Cited PatentFiling datePublication dateApplicantTitle
US4129468 *Apr 13, 1977Dec 12, 1978Bell Telephone Laboratories, IncorporatedMethod and apparatus for manufacturing optical communication cables
US4468435 *Jul 1, 1981Aug 28, 1984Sumitomo Electric Industries, Ltd.Process for the production of highly expanded polyolefin insulated wires and cables
US4741470 *Dec 3, 1985May 3, 1988Olin CorporationMethod for assembling an optical fiber communication cable
US4759487 *Jul 16, 1987Jul 26, 1988K-Tube CorporationApparatus for continuous manufacture of armored optical fiber cable
US4852790 *Mar 4, 1988Aug 1, 1989K-Tube CorporationApparatus and method for continuous manufacture of armored optical fiber cable
Referenced by
Citing PatentFiling datePublication dateApplicantTitle
US5815908 *Sep 25, 1996Oct 6, 1998Siemens AktiengesellschaftMethod and apparatus for producing a metal tube containing a light waveguide with an excess length
US5991485 *Apr 9, 1998Nov 23, 1999Swisscab S.A.Manufacturing method for an optical cable and cable obtained by such a method
US6137934 *Nov 25, 1997Oct 24, 2000Pirelli Cavi E Sistemi S.P.A.Optical cable with tubular metal core and method of making same
US7200307 *Dec 3, 2002Apr 3, 2007Pirelli & C. S.P.A.High count telecommunication optical cable with controlled fiber length method and apparatus for manufacturing the same
EP0845691A1 *Nov 24, 1997Jun 3, 1998PIRELLI CAVI E SISTEMI S.p.A.Optical cable with tubular metal core
Classifications
U.S. Classification29/458, 228/148, 264/1.28, 156/244.12, 29/527.2
International ClassificationG02B6/44
Cooperative ClassificationG02B6/448, G02B6/4427, G02B6/4488
European ClassificationG02B6/44C6B, G02B6/44C9B, G02B6/44C9S1
Legal Events
DateCodeEventDescription
Jan 29, 2002FPExpired due to failure to pay maintenance fee
Effective date: 20011123
Nov 23, 2001LAPSLapse for failure to pay maintenance fees
Jun 19, 2001REMIMaintenance fee reminder mailed
Apr 15, 1997FPAYFee payment
Year of fee payment: 4
May 17, 1994CCCertificate of correction
Dec 3, 1992ASAssignment

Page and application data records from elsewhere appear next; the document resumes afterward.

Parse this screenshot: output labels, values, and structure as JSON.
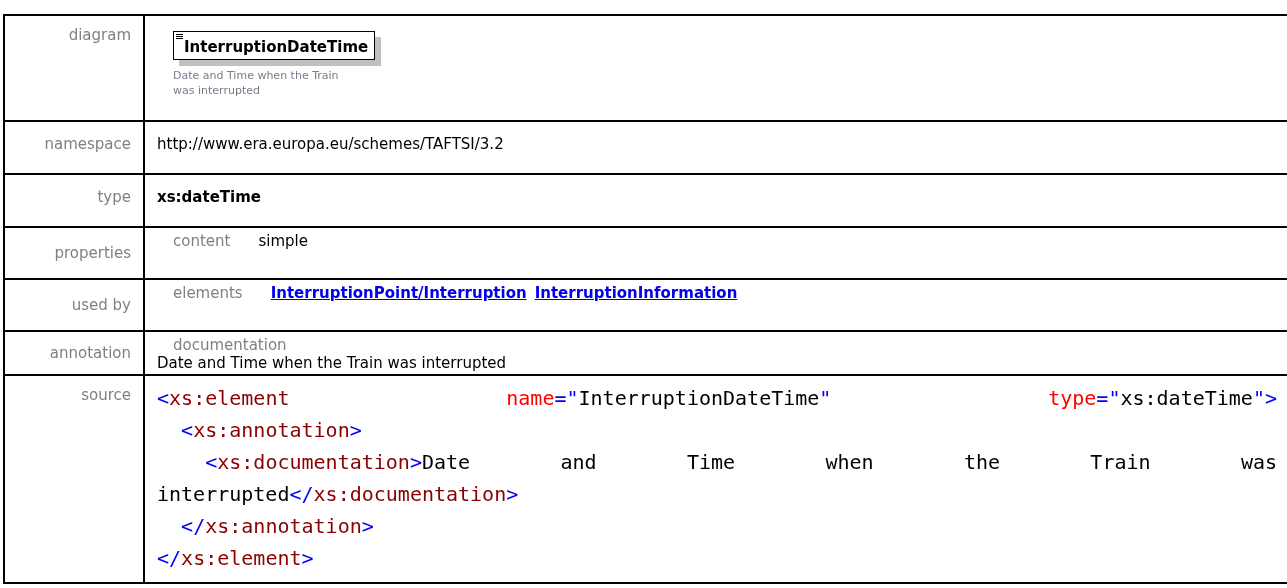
{
  "rows": [
    {
      "label": "diagram",
      "kind": "diagram",
      "element": "InterruptionDateTime",
      "description": "Date and Time when the Train was interrupted"
    },
    {
      "label": "namespace",
      "kind": "text",
      "value": "http://www.era.europa.eu/schemes/TAFTSI/3.2"
    },
    {
      "label": "type",
      "kind": "bold",
      "value": "xs:dateTime"
    },
    {
      "label": "properties",
      "kind": "pairs",
      "pairs": [
        {
          "key": "content",
          "value": "simple"
        }
      ]
    },
    {
      "label": "used by",
      "kind": "links",
      "key": "elements",
      "links": [
        "InterruptionPoint/Interruption",
        "InterruptionInformation"
      ]
    },
    {
      "label": "annotation",
      "kind": "doc",
      "key": "documentation",
      "value": "Date and Time when the Train was interrupted"
    },
    {
      "label": "source",
      "kind": "source",
      "lines": [
        {
          "justify": true,
          "tokens": [
            {
              "kind": "bracket",
              "text": "<"
            },
            {
              "kind": "tag",
              "text": "xs:element"
            },
            {
              "kind": "attr",
              "text": " name"
            },
            {
              "kind": "bracket",
              "text": "=\""
            },
            {
              "kind": "text",
              "text": "InterruptionDateTime"
            },
            {
              "kind": "bracket",
              "text": "\""
            },
            {
              "kind": "attr",
              "text": " type"
            },
            {
              "kind": "bracket",
              "text": "=\""
            },
            {
              "kind": "text",
              "text": "xs:dateTime"
            },
            {
              "kind": "bracket",
              "text": "\">"
            }
          ]
        },
        {
          "tokens": [
            {
              "kind": "bracket",
              "text": "  <"
            },
            {
              "kind": "tag",
              "text": "xs:annotation"
            },
            {
              "kind": "bracket",
              "text": ">"
            }
          ]
        },
        {
          "justify": true,
          "tokens": [
            {
              "kind": "bracket",
              "text": "    <"
            },
            {
              "kind": "tag",
              "text": "xs:documentation"
            },
            {
              "kind": "bracket",
              "text": ">"
            },
            {
              "kind": "text",
              "text": "Date and Time when the Train was"
            }
          ]
        },
        {
          "tokens": [
            {
              "kind": "text",
              "text": "interrupted"
            },
            {
              "kind": "bracket",
              "text": "</"
            },
            {
              "kind": "tag",
              "text": "xs:documentation"
            },
            {
              "kind": "bracket",
              "text": ">"
            }
          ]
        },
        {
          "tokens": [
            {
              "kind": "bracket",
              "text": "  </"
            },
            {
              "kind": "tag",
              "text": "xs:annotation"
            },
            {
              "kind": "bracket",
              "text": ">"
            }
          ]
        },
        {
          "tokens": [
            {
              "kind": "bracket",
              "text": "</"
            },
            {
              "kind": "tag",
              "text": "xs:element"
            },
            {
              "kind": "bracket",
              "text": ">"
            }
          ]
        }
      ]
    }
  ]
}
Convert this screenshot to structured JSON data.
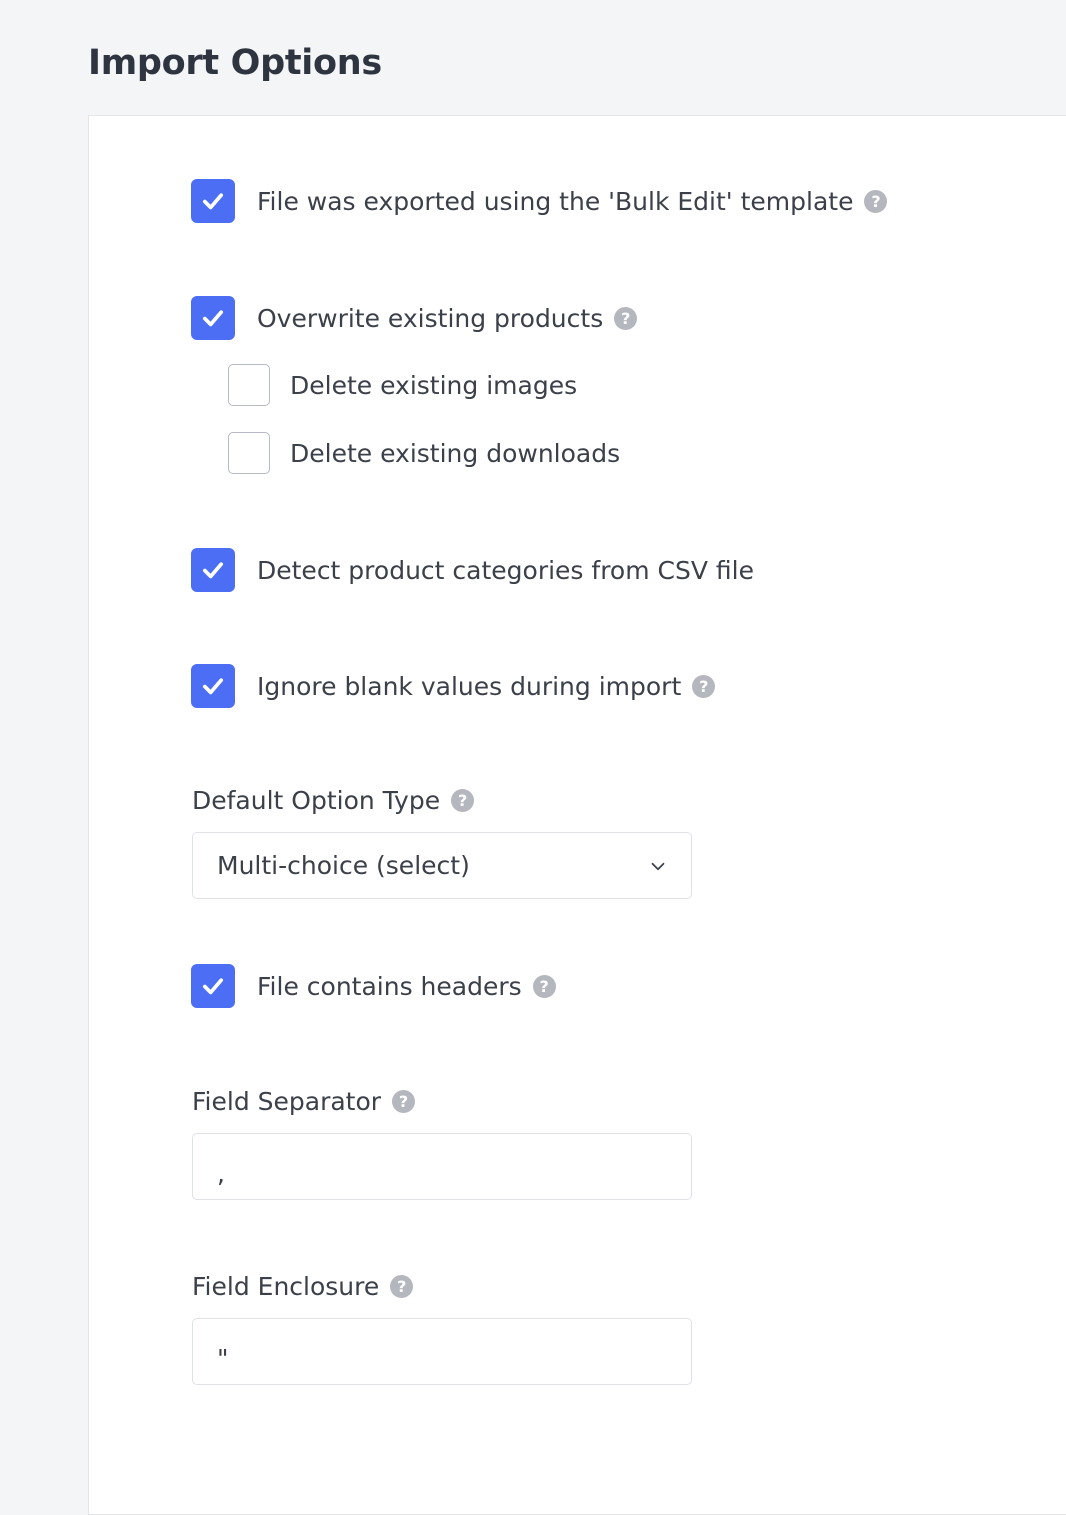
{
  "page": {
    "title": "Import Options",
    "background_color": "#f4f5f7",
    "card_background": "#ffffff",
    "accent_color": "#4c6ef5",
    "text_color": "#3b4049",
    "help_icon_color": "#b4b7bd"
  },
  "options": [
    {
      "id": "bulk-edit-template",
      "label": "File was exported using the 'Bulk Edit' template",
      "checked": true,
      "help": "?",
      "has_help": true,
      "indent": false
    },
    {
      "id": "overwrite-existing-products",
      "label": "Overwrite existing products",
      "checked": true,
      "help": "?",
      "has_help": true,
      "indent": false
    },
    {
      "id": "delete-existing-images",
      "label": "Delete existing images",
      "checked": false,
      "help": "",
      "has_help": false,
      "indent": true
    },
    {
      "id": "delete-existing-downloads",
      "label": "Delete existing downloads",
      "checked": false,
      "help": "",
      "has_help": false,
      "indent": true
    },
    {
      "id": "detect-product-categories",
      "label": "Detect product categories from CSV file",
      "checked": true,
      "help": "",
      "has_help": false,
      "indent": false
    },
    {
      "id": "ignore-blank-values",
      "label": "Ignore blank values during import",
      "checked": true,
      "help": "?",
      "has_help": true,
      "indent": false
    },
    {
      "id": "file-contains-headers",
      "label": "File contains headers",
      "checked": true,
      "help": "?",
      "has_help": true,
      "indent": false
    }
  ],
  "fields": {
    "default_option_type": {
      "label": "Default Option Type",
      "help": "?",
      "value": "Multi-choice (select)",
      "control": "select",
      "icon": "chevron-down-icon"
    },
    "field_separator": {
      "label": "Field Separator",
      "help": "?",
      "value": ",",
      "placeholder": "",
      "control": "text"
    },
    "field_enclosure": {
      "label": "Field Enclosure",
      "help": "?",
      "value": "\"",
      "placeholder": "",
      "control": "text"
    }
  }
}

Owner name: KABELMETAL ELECTRO GMBH, GERMANY
Free format text: ASSIGNMENT OF ASSIGNORS INTEREST.;ASSIGNOR:ZIEMEK, GERHARD;REEL/FRAME:006368/0800
Effective date: 19921126